==== Material shown ====

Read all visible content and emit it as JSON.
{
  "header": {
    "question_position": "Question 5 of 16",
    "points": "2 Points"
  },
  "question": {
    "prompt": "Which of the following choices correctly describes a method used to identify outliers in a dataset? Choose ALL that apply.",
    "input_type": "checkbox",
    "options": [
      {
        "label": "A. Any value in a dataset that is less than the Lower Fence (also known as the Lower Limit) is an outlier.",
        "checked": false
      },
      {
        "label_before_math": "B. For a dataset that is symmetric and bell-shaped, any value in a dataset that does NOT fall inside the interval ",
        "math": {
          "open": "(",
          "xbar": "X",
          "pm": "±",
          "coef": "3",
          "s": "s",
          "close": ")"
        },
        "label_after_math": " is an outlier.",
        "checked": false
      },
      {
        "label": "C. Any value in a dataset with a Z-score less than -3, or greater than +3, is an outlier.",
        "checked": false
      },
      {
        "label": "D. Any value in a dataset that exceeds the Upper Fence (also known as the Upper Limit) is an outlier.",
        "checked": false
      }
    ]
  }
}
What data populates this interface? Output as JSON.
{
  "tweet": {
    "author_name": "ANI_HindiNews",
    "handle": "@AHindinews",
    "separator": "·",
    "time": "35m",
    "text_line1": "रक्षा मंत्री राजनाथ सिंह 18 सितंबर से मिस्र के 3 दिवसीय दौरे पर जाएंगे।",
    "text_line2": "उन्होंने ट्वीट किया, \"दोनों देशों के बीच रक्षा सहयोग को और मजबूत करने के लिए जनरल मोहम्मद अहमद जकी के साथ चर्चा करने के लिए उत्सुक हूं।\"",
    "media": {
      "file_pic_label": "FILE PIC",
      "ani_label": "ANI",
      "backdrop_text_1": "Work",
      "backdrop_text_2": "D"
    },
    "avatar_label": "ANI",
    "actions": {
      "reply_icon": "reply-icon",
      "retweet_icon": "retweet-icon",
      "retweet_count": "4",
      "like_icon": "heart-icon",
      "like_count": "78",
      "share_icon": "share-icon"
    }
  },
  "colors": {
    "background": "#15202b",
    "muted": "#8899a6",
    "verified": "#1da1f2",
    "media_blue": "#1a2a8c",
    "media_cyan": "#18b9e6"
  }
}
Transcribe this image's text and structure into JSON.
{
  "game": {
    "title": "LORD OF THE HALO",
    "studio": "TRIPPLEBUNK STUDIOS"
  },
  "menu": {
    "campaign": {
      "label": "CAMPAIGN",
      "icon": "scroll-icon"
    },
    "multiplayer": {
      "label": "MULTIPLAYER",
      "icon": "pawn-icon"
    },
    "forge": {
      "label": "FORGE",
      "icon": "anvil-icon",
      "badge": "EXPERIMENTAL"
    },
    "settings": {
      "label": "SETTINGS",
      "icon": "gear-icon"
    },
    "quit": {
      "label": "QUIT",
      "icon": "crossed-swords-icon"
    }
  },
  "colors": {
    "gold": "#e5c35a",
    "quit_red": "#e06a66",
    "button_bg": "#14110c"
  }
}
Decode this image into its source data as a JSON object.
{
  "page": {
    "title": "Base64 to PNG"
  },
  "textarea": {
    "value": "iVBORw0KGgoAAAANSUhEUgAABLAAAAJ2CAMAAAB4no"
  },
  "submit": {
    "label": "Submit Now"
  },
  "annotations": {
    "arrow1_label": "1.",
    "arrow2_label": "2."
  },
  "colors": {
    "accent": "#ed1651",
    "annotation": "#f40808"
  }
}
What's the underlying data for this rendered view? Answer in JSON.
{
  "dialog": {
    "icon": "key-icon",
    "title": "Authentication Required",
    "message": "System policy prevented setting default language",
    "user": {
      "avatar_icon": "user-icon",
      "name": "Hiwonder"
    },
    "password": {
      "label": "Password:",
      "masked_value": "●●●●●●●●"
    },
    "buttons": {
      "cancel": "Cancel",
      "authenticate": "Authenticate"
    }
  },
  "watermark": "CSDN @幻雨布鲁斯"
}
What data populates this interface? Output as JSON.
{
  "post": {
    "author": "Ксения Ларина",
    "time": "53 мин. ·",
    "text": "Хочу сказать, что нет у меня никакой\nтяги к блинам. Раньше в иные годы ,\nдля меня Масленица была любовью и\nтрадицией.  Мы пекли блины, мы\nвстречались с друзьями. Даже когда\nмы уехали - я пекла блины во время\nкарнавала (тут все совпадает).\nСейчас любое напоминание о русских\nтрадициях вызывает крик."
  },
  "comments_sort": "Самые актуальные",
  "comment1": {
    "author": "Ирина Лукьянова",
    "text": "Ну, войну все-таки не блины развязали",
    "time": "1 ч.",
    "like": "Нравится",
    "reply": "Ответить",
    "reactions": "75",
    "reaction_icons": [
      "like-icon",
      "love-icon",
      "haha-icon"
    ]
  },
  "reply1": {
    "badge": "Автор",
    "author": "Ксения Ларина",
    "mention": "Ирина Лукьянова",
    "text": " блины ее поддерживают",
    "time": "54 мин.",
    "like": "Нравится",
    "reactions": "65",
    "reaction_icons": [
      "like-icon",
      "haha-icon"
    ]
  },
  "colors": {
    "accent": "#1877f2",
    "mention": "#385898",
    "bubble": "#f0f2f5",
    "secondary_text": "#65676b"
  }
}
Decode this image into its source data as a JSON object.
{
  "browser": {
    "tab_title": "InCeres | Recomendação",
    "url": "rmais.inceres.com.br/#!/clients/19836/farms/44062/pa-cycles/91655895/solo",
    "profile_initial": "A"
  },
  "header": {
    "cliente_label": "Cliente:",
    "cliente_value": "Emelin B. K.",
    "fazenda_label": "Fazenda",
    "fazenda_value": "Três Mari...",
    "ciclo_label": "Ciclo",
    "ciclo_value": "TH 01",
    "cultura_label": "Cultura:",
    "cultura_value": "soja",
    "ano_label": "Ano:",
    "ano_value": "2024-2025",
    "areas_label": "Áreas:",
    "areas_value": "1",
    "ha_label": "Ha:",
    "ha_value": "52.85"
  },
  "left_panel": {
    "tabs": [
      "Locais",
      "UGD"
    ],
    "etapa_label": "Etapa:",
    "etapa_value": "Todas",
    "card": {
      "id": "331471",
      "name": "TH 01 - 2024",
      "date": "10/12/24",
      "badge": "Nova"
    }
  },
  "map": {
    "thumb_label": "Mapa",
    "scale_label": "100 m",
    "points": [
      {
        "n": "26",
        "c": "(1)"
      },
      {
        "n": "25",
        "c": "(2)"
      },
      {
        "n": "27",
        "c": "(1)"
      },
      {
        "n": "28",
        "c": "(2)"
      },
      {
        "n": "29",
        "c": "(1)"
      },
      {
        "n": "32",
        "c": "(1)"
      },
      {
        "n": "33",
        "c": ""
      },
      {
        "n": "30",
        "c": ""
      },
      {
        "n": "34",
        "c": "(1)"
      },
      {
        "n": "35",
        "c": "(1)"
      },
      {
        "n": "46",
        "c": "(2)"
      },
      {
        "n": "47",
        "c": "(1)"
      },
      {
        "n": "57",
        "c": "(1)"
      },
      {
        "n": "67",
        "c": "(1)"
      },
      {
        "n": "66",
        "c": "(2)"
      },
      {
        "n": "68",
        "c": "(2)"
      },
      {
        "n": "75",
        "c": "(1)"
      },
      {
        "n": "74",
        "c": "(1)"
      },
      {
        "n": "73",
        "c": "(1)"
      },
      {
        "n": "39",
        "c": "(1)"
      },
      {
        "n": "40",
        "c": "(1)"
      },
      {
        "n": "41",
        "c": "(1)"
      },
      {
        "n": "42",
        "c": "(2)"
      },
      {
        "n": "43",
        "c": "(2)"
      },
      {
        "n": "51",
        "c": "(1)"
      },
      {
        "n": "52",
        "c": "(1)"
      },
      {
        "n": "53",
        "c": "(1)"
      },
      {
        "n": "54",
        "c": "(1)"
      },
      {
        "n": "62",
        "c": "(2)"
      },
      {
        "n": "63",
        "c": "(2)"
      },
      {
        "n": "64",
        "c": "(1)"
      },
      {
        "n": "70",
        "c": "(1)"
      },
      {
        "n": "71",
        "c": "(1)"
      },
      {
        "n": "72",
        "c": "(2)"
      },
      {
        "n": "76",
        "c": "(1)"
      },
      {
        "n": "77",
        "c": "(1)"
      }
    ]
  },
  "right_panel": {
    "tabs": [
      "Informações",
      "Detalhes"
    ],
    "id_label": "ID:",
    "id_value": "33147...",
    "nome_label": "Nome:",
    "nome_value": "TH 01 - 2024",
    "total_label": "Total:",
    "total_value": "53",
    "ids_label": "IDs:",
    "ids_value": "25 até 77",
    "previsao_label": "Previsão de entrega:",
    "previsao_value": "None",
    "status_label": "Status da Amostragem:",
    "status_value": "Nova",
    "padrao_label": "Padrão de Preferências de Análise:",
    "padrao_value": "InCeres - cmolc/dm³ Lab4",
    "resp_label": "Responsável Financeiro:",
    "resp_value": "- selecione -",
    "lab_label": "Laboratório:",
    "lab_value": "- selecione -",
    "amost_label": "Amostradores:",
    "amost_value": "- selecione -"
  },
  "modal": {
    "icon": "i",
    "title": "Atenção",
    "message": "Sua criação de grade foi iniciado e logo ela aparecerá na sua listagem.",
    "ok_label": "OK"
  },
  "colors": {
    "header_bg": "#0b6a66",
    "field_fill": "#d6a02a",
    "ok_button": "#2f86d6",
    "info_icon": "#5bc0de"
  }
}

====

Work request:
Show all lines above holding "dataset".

Solution for this task:
    "prompt": "Which of the following choices correctly describes a method used to identify outliers in a dataset? Choose ALL that apply.",
        "label": "A. Any value in a dataset that is less than the Lower Fence (also known as the Lower Limit) is an outlier.",
        "label_before_math": "B. For a dataset that is symmetric and bell-shaped, any value in a dataset that does NOT fall inside the interval ",
        "label": "C. Any value in a dataset with a Z-score less than -3, or greater than +3, is an outlier.",
        "label": "D. Any value in a dataset that exceeds the Upper Fence (also known as the Upper Limit) is an outlier.",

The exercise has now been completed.